Common and higher education have traditionally been left to the states, he said — Oklahoma's constitution requires that lawmakers provide a sound public education system, and roughly 55 percent of the state's budget goes to education.
The federal government has more resources available, he said, and devotes some of those resources to education.
But despite that, Jolley said, education should remain primarily a state function.
Humphreys, a Republican, said government is most effective at a local level. Because state governments are closer to the colleges and universities they operate, they generally have a better sense of their needs.
Virgin said she's interested to hear Republican challenger Mitt Romney's ideas regarding Pell Grants.
She noted that increased funding to the federal financial aid program has spelled growth in college graduation rates.
Those graduates go on to play a major role in the economy, she said, because they provide trained, qualified workers to American companies.
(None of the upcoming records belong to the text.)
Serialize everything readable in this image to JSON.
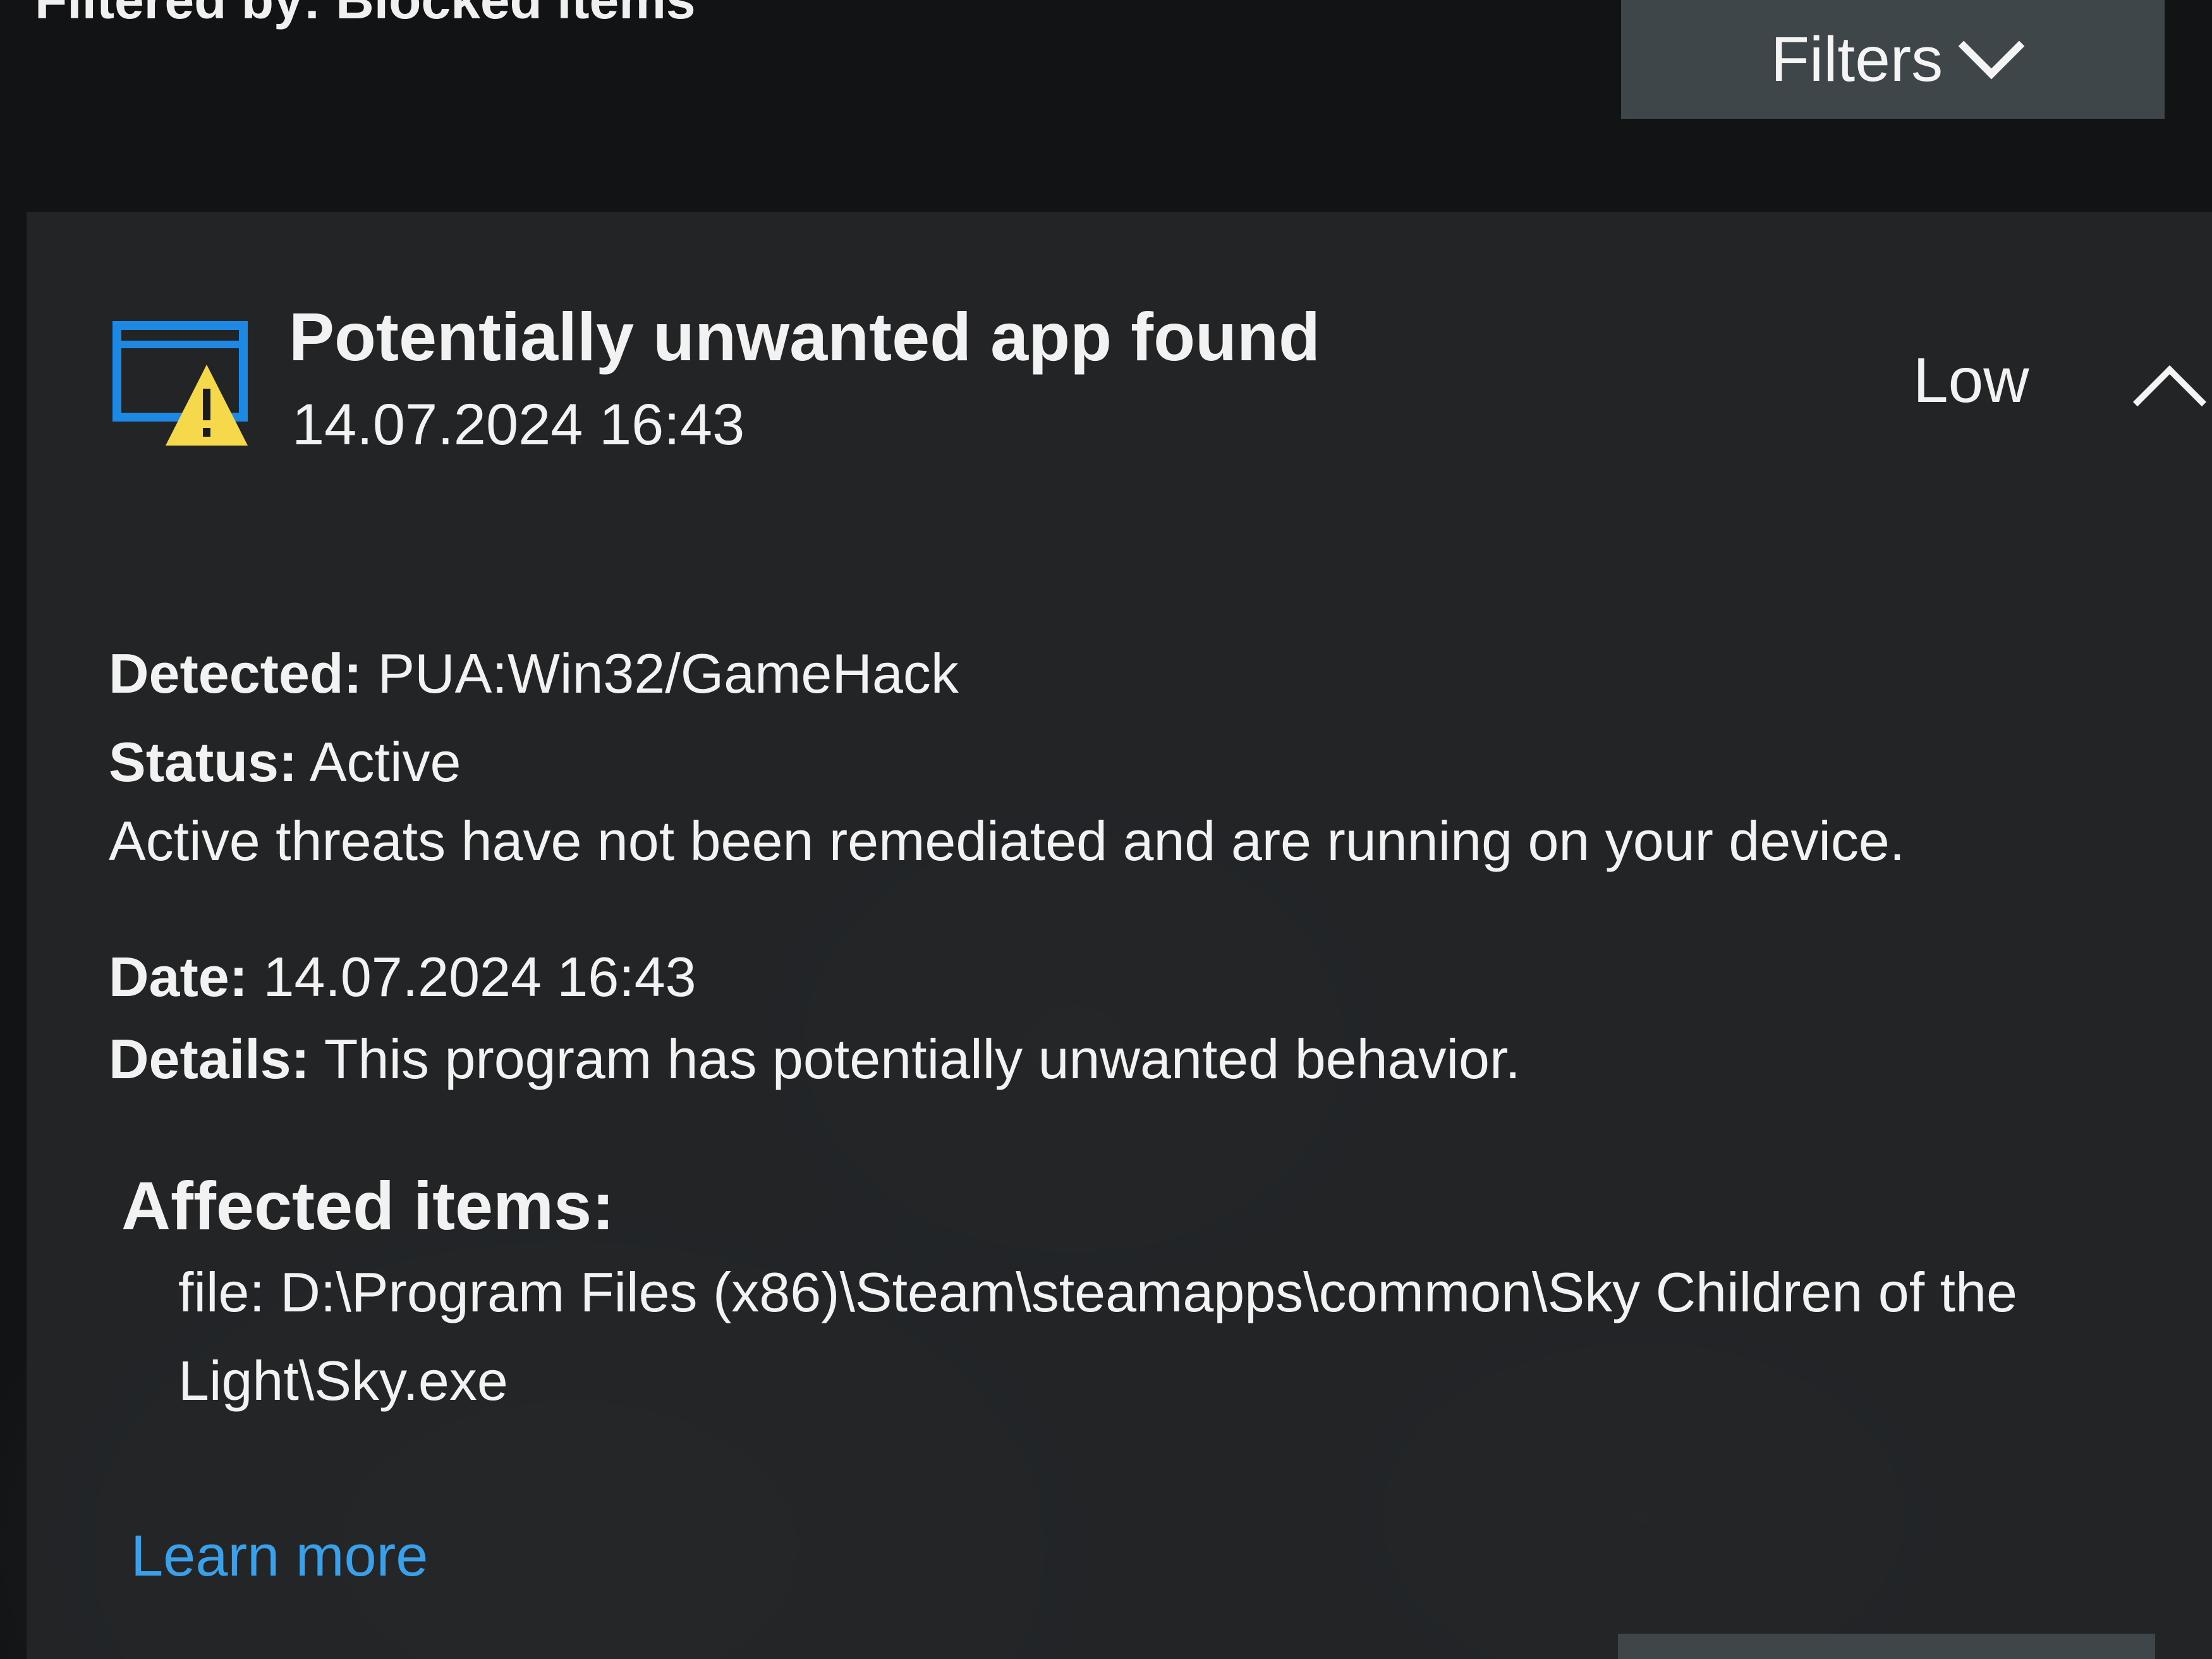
{
  "filter_bar": {
    "filtered_by": "Filtered by: Blocked items",
    "filters_button_label": "Filters",
    "filters_icon": "chevron-down-icon"
  },
  "threat": {
    "icon": "warning-window-icon",
    "title": "Potentially unwanted app found",
    "timestamp": "14.07.2024 16:43",
    "severity": "Low",
    "collapse_icon": "chevron-up-icon",
    "detected_label": "Detected:",
    "detected_value": "PUA:Win32/GameHack",
    "status_label": "Status:",
    "status_value": "Active",
    "status_message": "Active threats have not been remediated and are running on your device.",
    "date_label": "Date:",
    "date_value": "14.07.2024 16:43",
    "details_label": "Details:",
    "details_value": "This program has potentially unwanted behavior.",
    "affected_heading": "Affected items:",
    "affected_items": [
      "file: D:\\Program Files (x86)\\Steam\\steamapps\\common\\Sky Children of the Light\\Sky.exe"
    ],
    "learn_more": "Learn more"
  },
  "colors": {
    "accent": "#3aa0ea",
    "icon_blue": "#1e88e5",
    "warning_yellow": "#f5d94a",
    "card_background": "#242628",
    "button_background": "#3f4649"
  }
}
This is a particular issue in Oklahoma, she said, where commerce and higher education leaders have predicted a shortage of qualified workers in the years to come if graduation rates aren't boosted.